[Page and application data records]

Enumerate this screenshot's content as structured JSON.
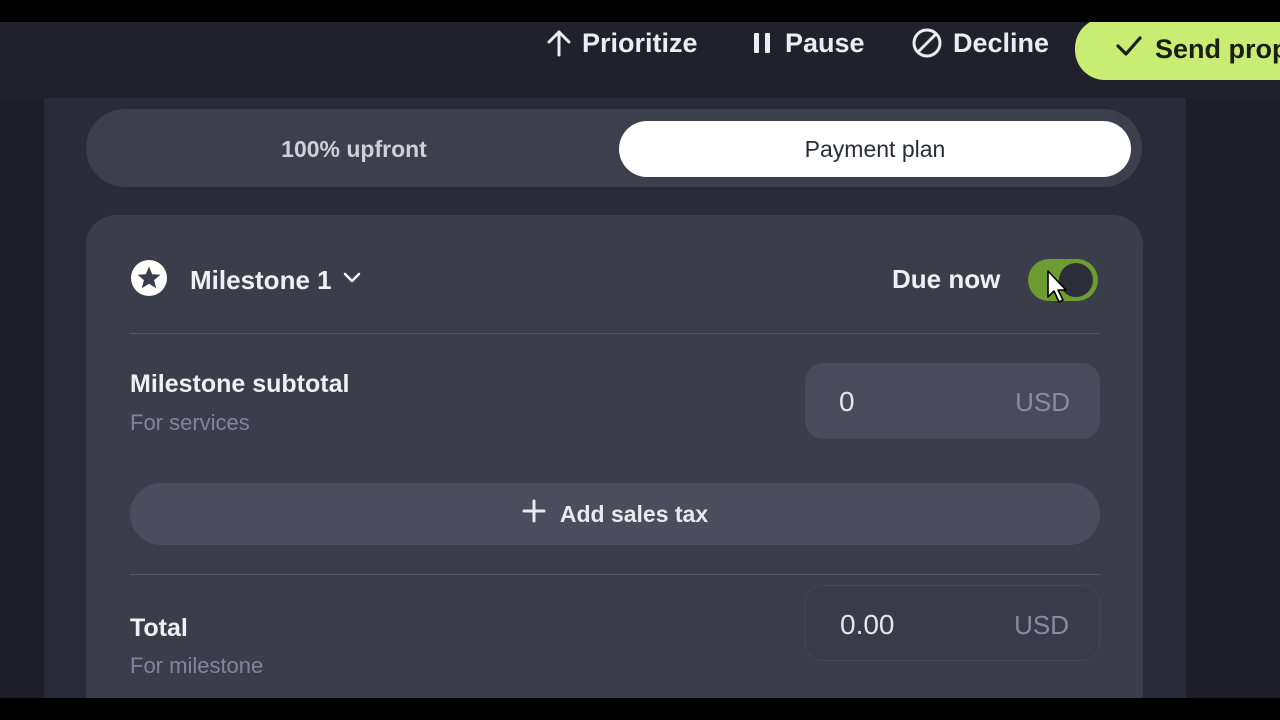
{
  "toolbar": {
    "prioritize": "Prioritize",
    "pause": "Pause",
    "decline": "Decline",
    "send": "Send prop"
  },
  "payment_mode": {
    "options": [
      "100% upfront",
      "Payment plan"
    ],
    "selected": "Payment plan"
  },
  "milestone": {
    "title": "Milestone 1",
    "due_label": "Due now",
    "due_now_enabled": true,
    "subtotal_label": "Milestone subtotal",
    "subtotal_sub": "For services",
    "subtotal_value": "0",
    "subtotal_currency": "USD",
    "add_tax_label": "Add sales tax",
    "total_label": "Total",
    "total_sub": "For milestone",
    "total_value": "0.00",
    "total_currency": "USD"
  },
  "colors": {
    "accent": "#c9ec73",
    "toggle_on": "#6e9c31",
    "background": "#23232f"
  }
}
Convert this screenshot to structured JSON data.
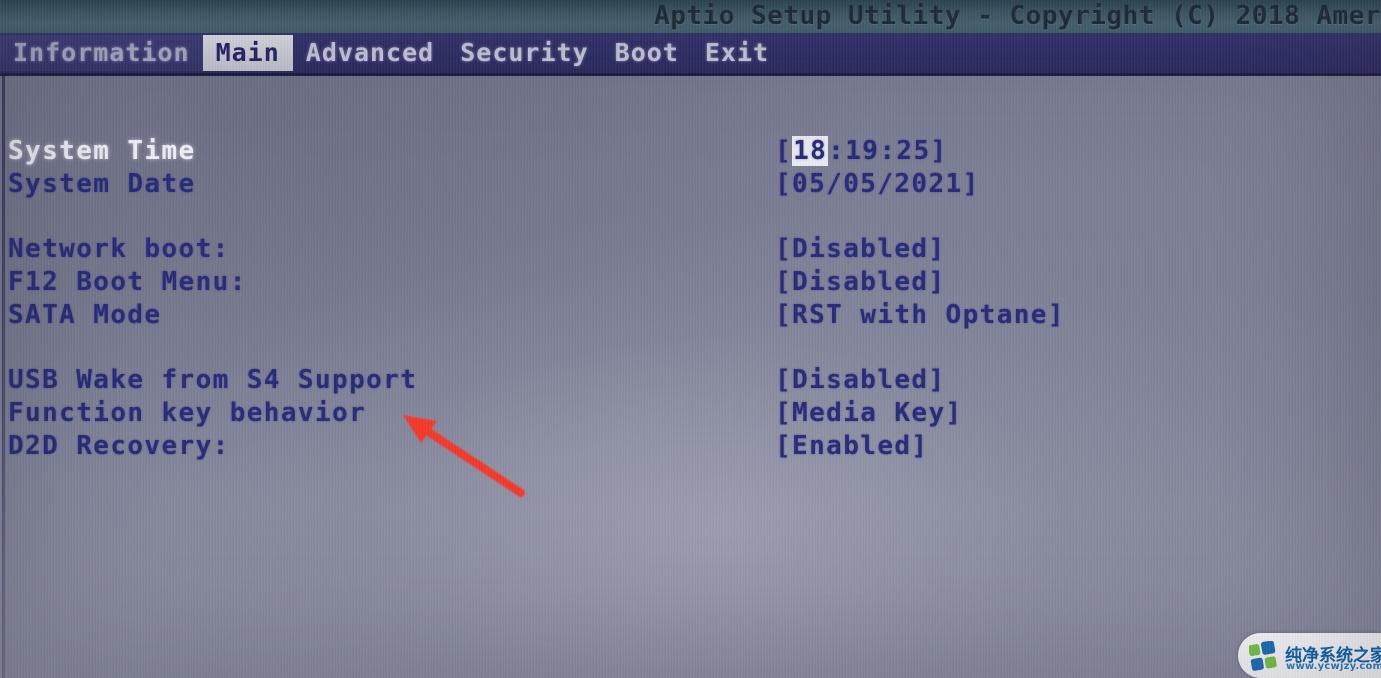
{
  "header": {
    "title": "Aptio Setup Utility - Copyright (C) 2018 Amer"
  },
  "menu": {
    "tabs": [
      {
        "label": "Information",
        "state": "dim"
      },
      {
        "label": "Main",
        "state": "active"
      },
      {
        "label": "Advanced",
        "state": "normal"
      },
      {
        "label": "Security",
        "state": "normal"
      },
      {
        "label": "Boot",
        "state": "normal"
      },
      {
        "label": "Exit",
        "state": "normal"
      }
    ]
  },
  "settings": {
    "group1": [
      {
        "label": "System Time",
        "value_prefix": "[",
        "value_highlight": "18",
        "value_suffix": ":19:25]",
        "selected": true
      },
      {
        "label": "System Date",
        "value": "[05/05/2021]",
        "selected": false
      }
    ],
    "group2": [
      {
        "label": "Network boot:",
        "value": "[Disabled]",
        "selected": false
      },
      {
        "label": "F12 Boot Menu:",
        "value": "[Disabled]",
        "selected": false
      },
      {
        "label": "SATA Mode",
        "value": "[RST with Optane]",
        "selected": false
      }
    ],
    "group3": [
      {
        "label": "USB Wake from S4 Support",
        "value": "[Disabled]",
        "selected": false
      },
      {
        "label": "Function key behavior",
        "value": "[Media Key]",
        "selected": false
      },
      {
        "label": "D2D Recovery:",
        "value": "[Enabled]",
        "selected": false
      }
    ]
  },
  "annotation": {
    "arrow_color": "#f5372a",
    "points_to": "Function key behavior"
  },
  "watermark": {
    "name_cn": "纯净系统之家",
    "url": "www.ycwjzy.com",
    "logo_colors": [
      "#7ac943",
      "#1b6fba",
      "#1b6fba",
      "#7ac943"
    ]
  },
  "colors": {
    "screen_background": "#7b7e94",
    "titlebar": "#3f5b68",
    "menubar": "#2e2d66",
    "text_blue": "#262a7a",
    "text_selected": "#eef0f6",
    "active_tab_bg": "#d6d6de"
  }
}
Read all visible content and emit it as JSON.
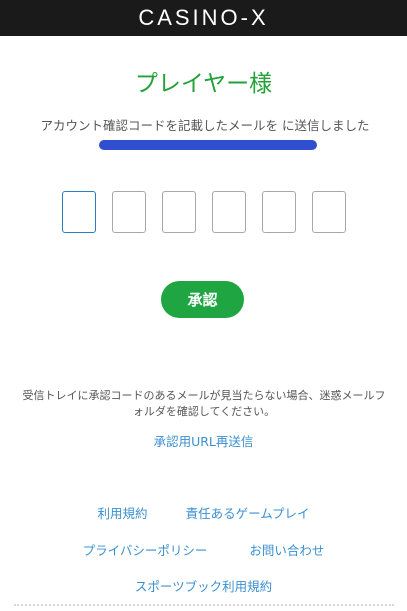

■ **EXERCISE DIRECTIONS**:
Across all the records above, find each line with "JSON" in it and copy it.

■ **EXPECTED OUTPUT**:
Enumerate this screenshot's content as structured JSON.
Convert this screenshot to structured JSON data.
Read all visible content and emit it as JSON.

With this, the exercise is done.